### Your objective
Omit the images, then print each record below exactly as it reads.

(Stored dataset items)
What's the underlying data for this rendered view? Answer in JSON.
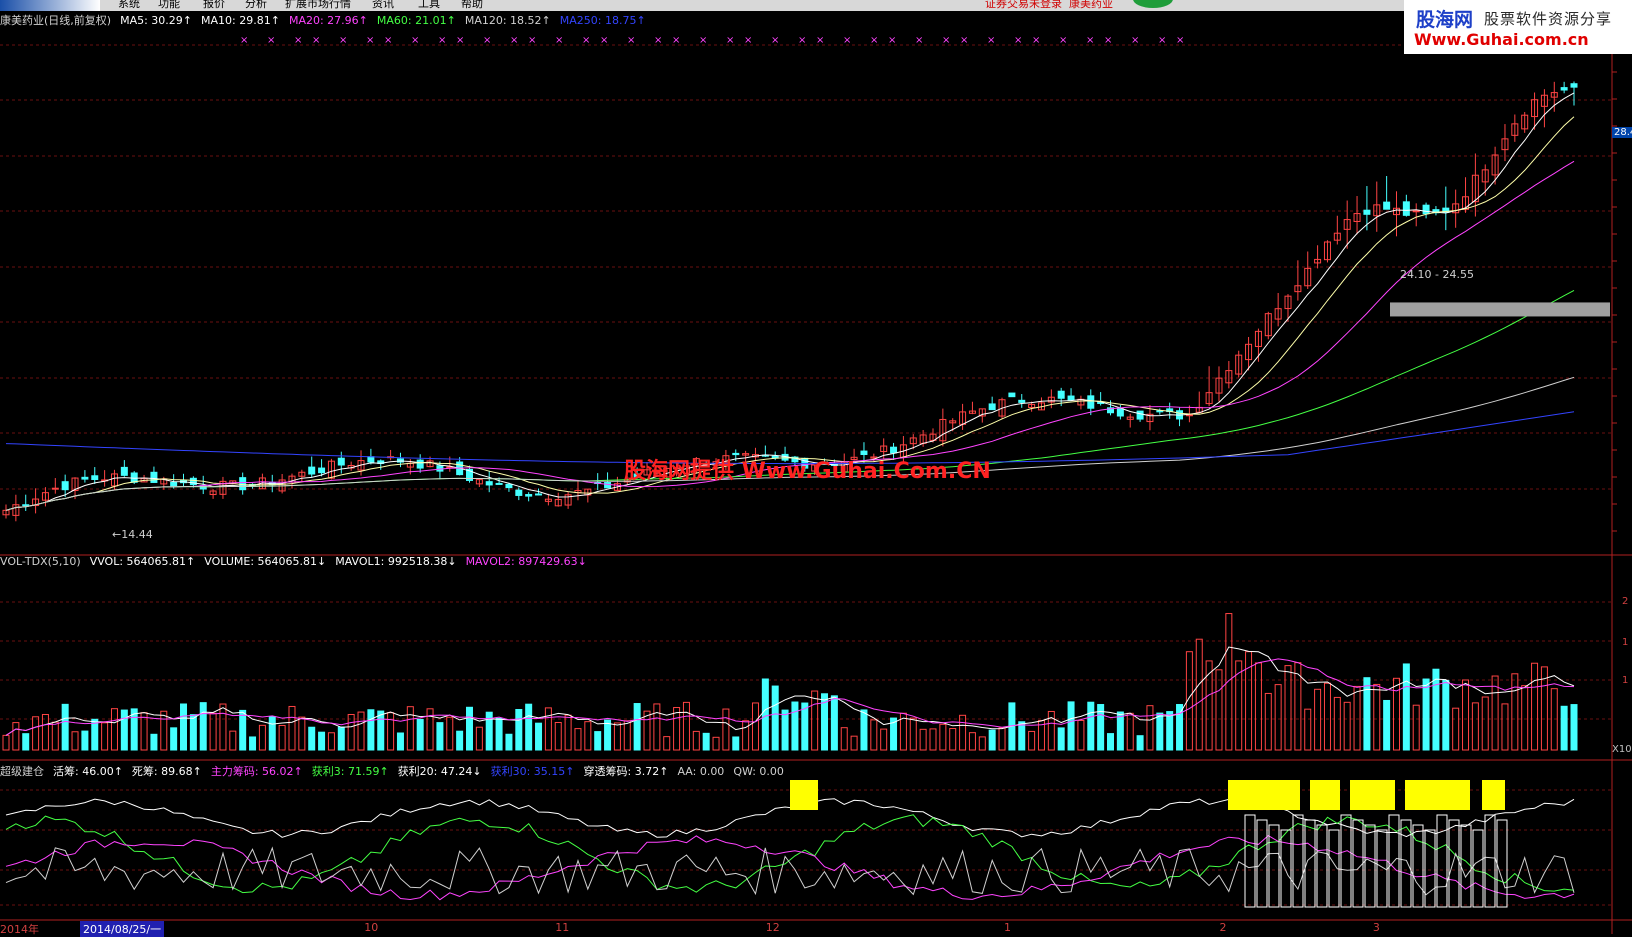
{
  "menu": {
    "items": [
      "系统",
      "功能",
      "报价",
      "分析",
      "扩展市场行情",
      "资讯",
      "工具",
      "帮助"
    ],
    "status_text": "证券交易未登录",
    "stock_short": "康美药业"
  },
  "watermark_box": {
    "site": "股海网",
    "slogan": "股票软件资源分享",
    "url": "Www.Guhai.com.cn"
  },
  "watermark_center": "股海网提供 Www.Guhai.Com.CN",
  "main_legend": [
    {
      "text": "康美药业(日线,前复权)",
      "color": "#d0d0d0"
    },
    {
      "text": "MA5: 30.29↑",
      "color": "#ffffff"
    },
    {
      "text": "MA10: 29.81↑",
      "color": "#ffffff"
    },
    {
      "text": "MA20: 27.96↑",
      "color": "#ff44ff"
    },
    {
      "text": "MA60: 21.01↑",
      "color": "#44ff44"
    },
    {
      "text": "MA120: 18.52↑",
      "color": "#d0d0d0"
    },
    {
      "text": "MA250: 18.75↑",
      "color": "#3344ff"
    }
  ],
  "volume_legend": [
    {
      "text": "VOL-TDX(5,10)",
      "color": "#d0d0d0"
    },
    {
      "text": "VVOL: 564065.81↑",
      "color": "#ffffff"
    },
    {
      "text": "VOLUME: 564065.81↓",
      "color": "#ffffff"
    },
    {
      "text": "MAVOL1: 992518.38↓",
      "color": "#ffffff"
    },
    {
      "text": "MAVOL2: 897429.63↓",
      "color": "#ff44ff"
    }
  ],
  "indicator_legend": [
    {
      "text": "超级建仓",
      "color": "#d0d0d0"
    },
    {
      "text": "活筹: 46.00↑",
      "color": "#ffffff"
    },
    {
      "text": "死筹: 89.68↑",
      "color": "#ffffff"
    },
    {
      "text": "主力筹码: 56.02↑",
      "color": "#ff44ff"
    },
    {
      "text": "获利3: 71.59↑",
      "color": "#44ff44"
    },
    {
      "text": "获利20: 47.24↓",
      "color": "#ffffff"
    },
    {
      "text": "获利30: 35.15↑",
      "color": "#3344ff"
    },
    {
      "text": "穿透筹码: 3.72↑",
      "color": "#ffffff"
    },
    {
      "text": "AA: 0.00",
      "color": "#d0d0d0"
    },
    {
      "text": "QW: 0.00",
      "color": "#d0d0d0"
    }
  ],
  "annotations": {
    "range_label": "24.10 - 24.55",
    "low_label": "←14.44",
    "last_price_tag": "28.4",
    "volume_unit": "X10"
  },
  "x_axis": {
    "labels": [
      {
        "text": "2014年",
        "pos": 0.0
      },
      {
        "text": "10",
        "pos": 0.222
      },
      {
        "text": "11",
        "pos": 0.339
      },
      {
        "text": "12",
        "pos": 0.468
      },
      {
        "text": "1",
        "pos": 0.614
      },
      {
        "text": "2",
        "pos": 0.746
      },
      {
        "text": "3",
        "pos": 0.84
      }
    ],
    "cursor_date": "2014/08/25/一"
  },
  "y_axis_volume_ticks": [
    "2",
    "1",
    "1"
  ],
  "chart_data": {
    "type": "candlestick",
    "title": "康美药业(日线,前复权)",
    "x_start": "2014-08",
    "x_end": "2015-03",
    "ylim": [
      13.5,
      36
    ],
    "price": {
      "low": 14.44,
      "shaded_range": [
        24.1,
        24.55
      ],
      "last_tag": 28.4
    },
    "moving_averages": [
      {
        "name": "MA5",
        "last": 30.29
      },
      {
        "name": "MA10",
        "last": 29.81
      },
      {
        "name": "MA20",
        "last": 27.96
      },
      {
        "name": "MA60",
        "last": 21.01
      },
      {
        "name": "MA120",
        "last": 18.52
      },
      {
        "name": "MA250",
        "last": 18.75
      }
    ],
    "volume": {
      "VVOL": 564065.81,
      "VOLUME": 564065.81,
      "MAVOL1": 992518.38,
      "MAVOL2": 897429.63
    },
    "indicator": {
      "活筹": 46.0,
      "死筹": 89.68,
      "主力筹码": 56.02,
      "获利3": 71.59,
      "获利20": 47.24,
      "获利30": 35.15,
      "穿透筹码": 3.72,
      "AA": 0.0,
      "QW": 0.0
    }
  }
}
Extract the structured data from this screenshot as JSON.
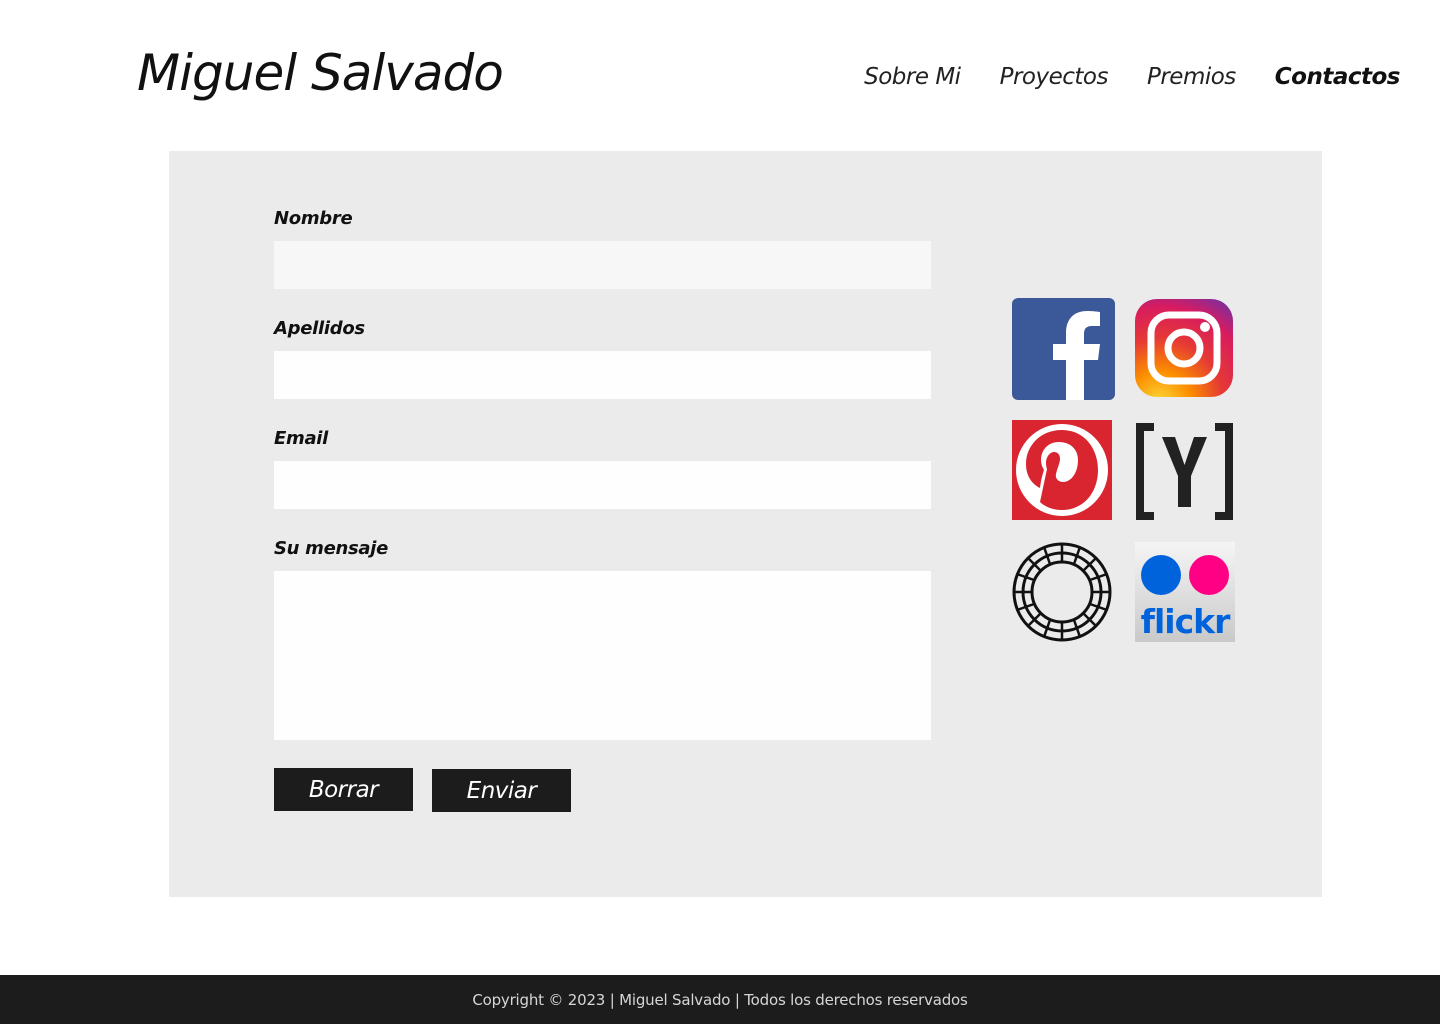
{
  "header": {
    "site_title": "Miguel Salvado",
    "nav": [
      {
        "label": "Sobre Mi",
        "active": false
      },
      {
        "label": "Proyectos",
        "active": false
      },
      {
        "label": "Premios",
        "active": false
      },
      {
        "label": "Contactos",
        "active": true
      }
    ]
  },
  "form": {
    "nombre_label": "Nombre",
    "nombre_value": "",
    "apellidos_label": "Apellidos",
    "apellidos_value": "",
    "email_label": "Email",
    "email_value": "",
    "mensaje_label": "Su mensaje",
    "mensaje_value": "",
    "reset_label": "Borrar",
    "submit_label": "Enviar"
  },
  "social": {
    "icons": [
      "facebook-icon",
      "instagram-icon",
      "pinterest-icon",
      "ycombinator-icon",
      "vsco-icon",
      "flickr-icon"
    ],
    "flickr_text": "flickr"
  },
  "colors": {
    "panel_bg": "#ebebeb",
    "button_bg": "#1c1c1c",
    "footer_bg": "#1c1c1c",
    "facebook": "#3b5998",
    "pinterest": "#e60023",
    "flickr_blue": "#0063dc",
    "flickr_pink": "#ff0084"
  },
  "footer": {
    "text": "Copyright © 2023 | Miguel Salvado | Todos los derechos reservados"
  }
}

### Output for this task
What's the underlying data for this rendered view? Answer in JSON.
{
  "menu": {
    "items": [
      "系统",
      "功能",
      "报价",
      "分析",
      "扩展市场行情",
      "资讯",
      "工具",
      "帮助"
    ],
    "status_text": "证券交易未登录",
    "stock_short": "康美药业"
  },
  "watermark_box": {
    "site": "股海网",
    "slogan": "股票软件资源分享",
    "url": "Www.Guhai.com.cn"
  },
  "watermark_center": "股海网提供 Www.Guhai.Com.CN",
  "main_legend": [
    {
      "text": "康美药业(日线,前复权)",
      "color": "#d0d0d0"
    },
    {
      "text": "MA5: 30.29↑",
      "color": "#ffffff"
    },
    {
      "text": "MA10: 29.81↑",
      "color": "#ffffff"
    },
    {
      "text": "MA20: 27.96↑",
      "color": "#ff44ff"
    },
    {
      "text": "MA60: 21.01↑",
      "color": "#44ff44"
    },
    {
      "text": "MA120: 18.52↑",
      "color": "#d0d0d0"
    },
    {
      "text": "MA250: 18.75↑",
      "color": "#3344ff"
    }
  ],
  "volume_legend": [
    {
      "text": "VOL-TDX(5,10)",
      "color": "#d0d0d0"
    },
    {
      "text": "VVOL: 564065.81↑",
      "color": "#ffffff"
    },
    {
      "text": "VOLUME: 564065.81↓",
      "color": "#ffffff"
    },
    {
      "text": "MAVOL1: 992518.38↓",
      "color": "#ffffff"
    },
    {
      "text": "MAVOL2: 897429.63↓",
      "color": "#ff44ff"
    }
  ],
  "indicator_legend": [
    {
      "text": "超级建仓",
      "color": "#d0d0d0"
    },
    {
      "text": "活筹: 46.00↑",
      "color": "#ffffff"
    },
    {
      "text": "死筹: 89.68↑",
      "color": "#ffffff"
    },
    {
      "text": "主力筹码: 56.02↑",
      "color": "#ff44ff"
    },
    {
      "text": "获利3: 71.59↑",
      "color": "#44ff44"
    },
    {
      "text": "获利20: 47.24↓",
      "color": "#ffffff"
    },
    {
      "text": "获利30: 35.15↑",
      "color": "#3344ff"
    },
    {
      "text": "穿透筹码: 3.72↑",
      "color": "#ffffff"
    },
    {
      "text": "AA: 0.00",
      "color": "#d0d0d0"
    },
    {
      "text": "QW: 0.00",
      "color": "#d0d0d0"
    }
  ],
  "annotations": {
    "range_label": "24.10 - 24.55",
    "low_label": "←14.44",
    "last_price_tag": "28.4",
    "volume_unit": "X10"
  },
  "x_axis": {
    "labels": [
      {
        "text": "2014年",
        "pos": 0.0
      },
      {
        "text": "10",
        "pos": 0.222
      },
      {
        "text": "11",
        "pos": 0.339
      },
      {
        "text": "12",
        "pos": 0.468
      },
      {
        "text": "1",
        "pos": 0.614
      },
      {
        "text": "2",
        "pos": 0.746
      },
      {
        "text": "3",
        "pos": 0.84
      }
    ],
    "cursor_date": "2014/08/25/一"
  },
  "y_axis_volume_ticks": [
    "2",
    "1",
    "1"
  ],
  "chart_data": {
    "type": "candlestick",
    "title": "康美药业(日线,前复权)",
    "x_start": "2014-08",
    "x_end": "2015-03",
    "ylim": [
      13.5,
      36
    ],
    "price": {
      "low": 14.44,
      "shaded_range": [
        24.1,
        24.55
      ],
      "last_tag": 28.4
    },
    "moving_averages": [
      {
        "name": "MA5",
        "last": 30.29
      },
      {
        "name": "MA10",
        "last": 29.81
      },
      {
        "name": "MA20",
        "last": 27.96
      },
      {
        "name": "MA60",
        "last": 21.01
      },
      {
        "name": "MA120",
        "last": 18.52
      },
      {
        "name": "MA250",
        "last": 18.75
      }
    ],
    "volume": {
      "VVOL": 564065.81,
      "VOLUME": 564065.81,
      "MAVOL1": 992518.38,
      "MAVOL2": 897429.63
    },
    "indicator": {
      "活筹": 46.0,
      "死筹": 89.68,
      "主力筹码": 56.02,
      "获利3": 71.59,
      "获利20": 47.24,
      "获利30": 35.15,
      "穿透筹码": 3.72,
      "AA": 0.0,
      "QW": 0.0
    }
  }
}
Extract the structured data from this screenshot as JSON.
{
  "header": {
    "site_title": "Miguel Salvado",
    "nav": [
      {
        "label": "Sobre Mi",
        "active": false
      },
      {
        "label": "Proyectos",
        "active": false
      },
      {
        "label": "Premios",
        "active": false
      },
      {
        "label": "Contactos",
        "active": true
      }
    ]
  },
  "form": {
    "nombre_label": "Nombre",
    "nombre_value": "",
    "apellidos_label": "Apellidos",
    "apellidos_value": "",
    "email_label": "Email",
    "email_value": "",
    "mensaje_label": "Su mensaje",
    "mensaje_value": "",
    "reset_label": "Borrar",
    "submit_label": "Enviar"
  },
  "social": {
    "icons": [
      "facebook-icon",
      "instagram-icon",
      "pinterest-icon",
      "ycombinator-icon",
      "vsco-icon",
      "flickr-icon"
    ],
    "flickr_text": "flickr"
  },
  "colors": {
    "panel_bg": "#ebebeb",
    "button_bg": "#1c1c1c",
    "footer_bg": "#1c1c1c",
    "facebook": "#3b5998",
    "pinterest": "#e60023",
    "flickr_blue": "#0063dc",
    "flickr_pink": "#ff0084"
  },
  "footer": {
    "text": "Copyright © 2023 | Miguel Salvado | Todos los derechos reservados"
  }
}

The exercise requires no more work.